What Is a Casino?


A casino, also known as a gambling house, is an establishment for playing games of chance or skill for money. It also provides a venue for other entertainment, such as concerts and comedy shows. Casinos are most often found in cities with tourist attractions, and some are combined with hotels, resorts, restaurants, shopping centers and other recreational facilities.

Most casinos offer table games, slot machines and other mechanical devices for wagering. In addition, some offer poker and other card games, as well as sports betting and horse racing. Many of these games have mathematically determined odds that ensure the casino a permanent advantage over players, called the house edge. This edge is a major source of revenue for the casino. The casino also earns a commission from some games, such as poker, where the player is not competing against the house, by taking a percentage of the players’ bets.

The casino business is a heavily competitive industry, and to attract customers and keep them coming back, it offers a number of perks in addition to gambling. These include free food, drinks and stage shows. It may even offer hotel rooms and transportation for high-spending patrons, or “comps”. According to a 2005 study by Roper Reports GfK NOP and the U.S. Gaming Panel, high-spending casino gamblers are typically forty-six year old females from households with above-average incomes.

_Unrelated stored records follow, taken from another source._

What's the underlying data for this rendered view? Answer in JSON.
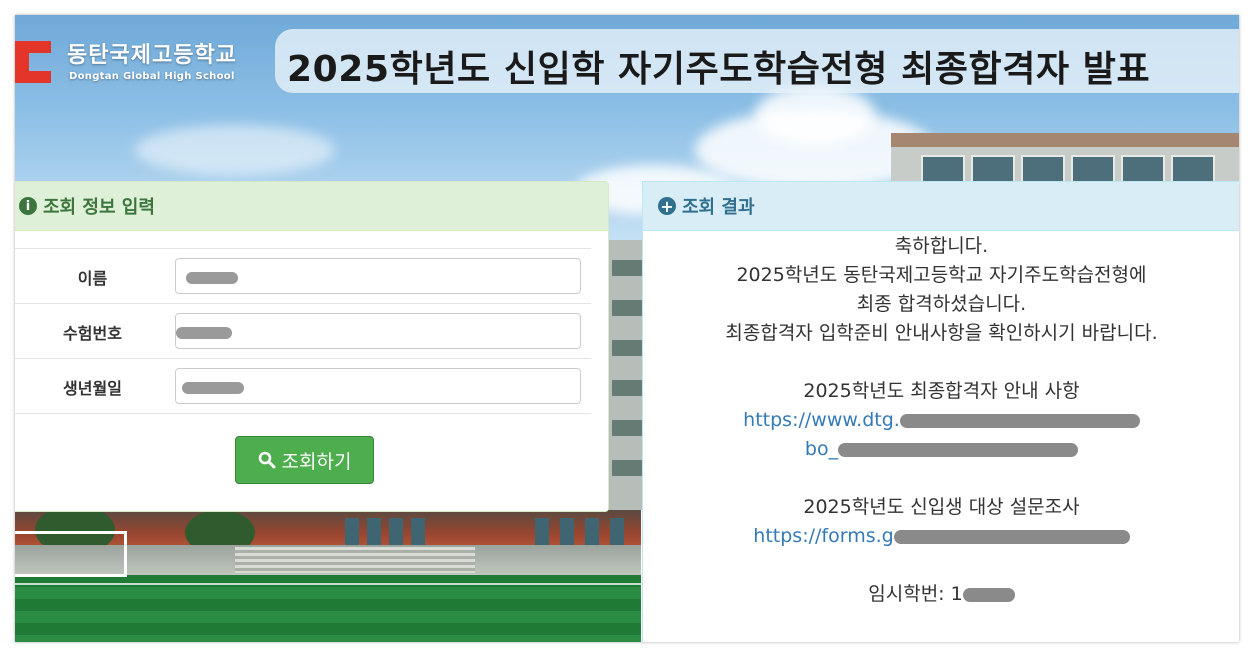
{
  "header": {
    "school_name_ko": "동탄국제고등학교",
    "school_name_en": "Dongtan Global High School",
    "title": "2025학년도 신입학 자기주도학습전형 최종합격자 발표"
  },
  "form_panel": {
    "title": "조회 정보 입력",
    "icon": "info-icon",
    "fields": [
      {
        "label": "이름",
        "value": ""
      },
      {
        "label": "수험번호",
        "value": ""
      },
      {
        "label": "생년월일",
        "value": ""
      }
    ],
    "submit_label": "조회하기",
    "submit_icon": "search-icon"
  },
  "result_panel": {
    "title": "조회 결과",
    "icon": "plus-circle-icon",
    "message_lines": [
      "축하합니다.",
      "2025학년도 동탄국제고등학교 자기주도학습전형에",
      "최종 합격하셨습니다.",
      "최종합격자 입학준비 안내사항을 확인하시기 바랍니다."
    ],
    "notice_title": "2025학년도 최종합격자 안내 사항",
    "notice_link_line1": "https://www.dtg.",
    "notice_link_line2": "bo_",
    "survey_title": "2025학년도 신입생 대상 설문조사",
    "survey_link": "https://forms.g",
    "temp_id_label": "임시학번: 1"
  },
  "colors": {
    "form_header_bg": "#dff0d8",
    "form_header_text": "#3c763d",
    "result_header_bg": "#d9edf7",
    "result_header_text": "#31708f",
    "button": "#4cae4c",
    "link": "#337ab7",
    "logo_red": "#e4352a"
  }
}
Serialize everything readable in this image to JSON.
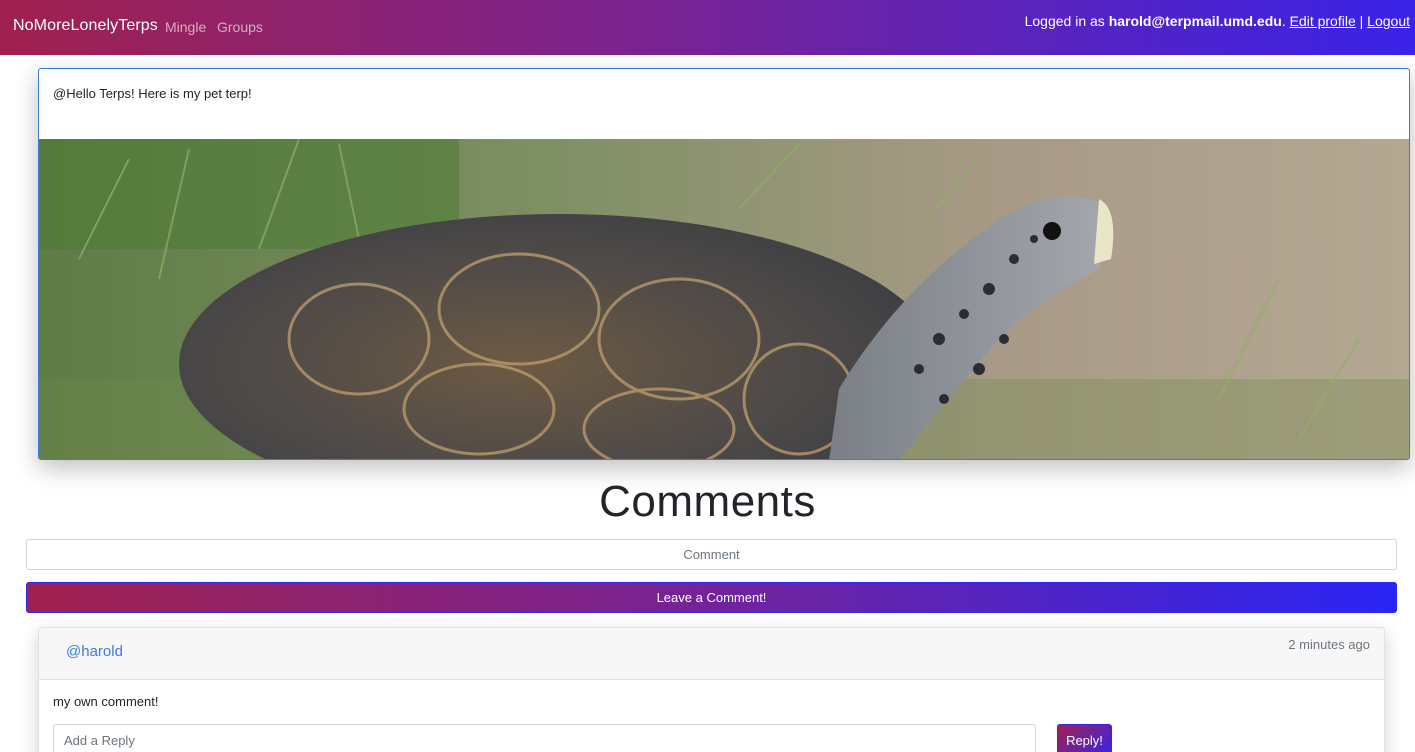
{
  "nav": {
    "brand": "NoMoreLonelyTerps",
    "links": [
      {
        "label": "Mingle"
      },
      {
        "label": "Groups"
      }
    ],
    "user": {
      "prefix": "Logged in as ",
      "email": "harold@terpmail.umd.edu",
      "period": ".",
      "edit_profile": "Edit profile",
      "separator": "|",
      "logout": "Logout"
    }
  },
  "post": {
    "text": "@Hello Terps! Here is my pet terp!",
    "image_alt": "turtle-photo"
  },
  "comments": {
    "heading": "Comments",
    "input_placeholder": "Comment",
    "submit_label": "Leave a Comment!",
    "items": [
      {
        "author": "@harold",
        "time": "2 minutes ago",
        "body": "my own comment!",
        "reply_placeholder": "Add a Reply",
        "reply_label": "Reply!"
      }
    ]
  },
  "colors": {
    "gradient_start": "#a0214e",
    "gradient_end": "#3a23e8",
    "link_blue": "#3b7be0"
  }
}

While musical shows, lighted fountains and elaborate theme parks draw in the crowds, casinos would not exist without the games of chance that generate billions of dollars in profits every year. These include roulette, blackjack, craps, baccarat and other dice and card games. They may also include video poker and keno, as well as lottery-style games such as bingo.

Casinos are protected by a number of security measures to prevent cheating and theft. These start on the casino floor, where staff keep their eyes open for blatant tricks such as palming or marking cards and chips. Pit bosses and table managers have a broader view of the table games, watching for betting patterns that could indicate cheating or collusion.

The popularity of casino gambling has made it one of the world’s largest entertainment industries. Many large cities are home to casinos, including Las Vegas and Atlantic City in the United States, and Macau in China. The latter is sometimes referred to as the “Monte Carlo of the East” due to its European architecture and rich culture. In addition to providing gaming opportunities, many casino operators have become successful real estate investors and hotels chains. They have also expanded to offer non-gambling entertainment such as concert and comedy shows. Some are even undergoing a transformation into family-friendly destinations.

Comments are closed, but trackbacks and pingbacks are open.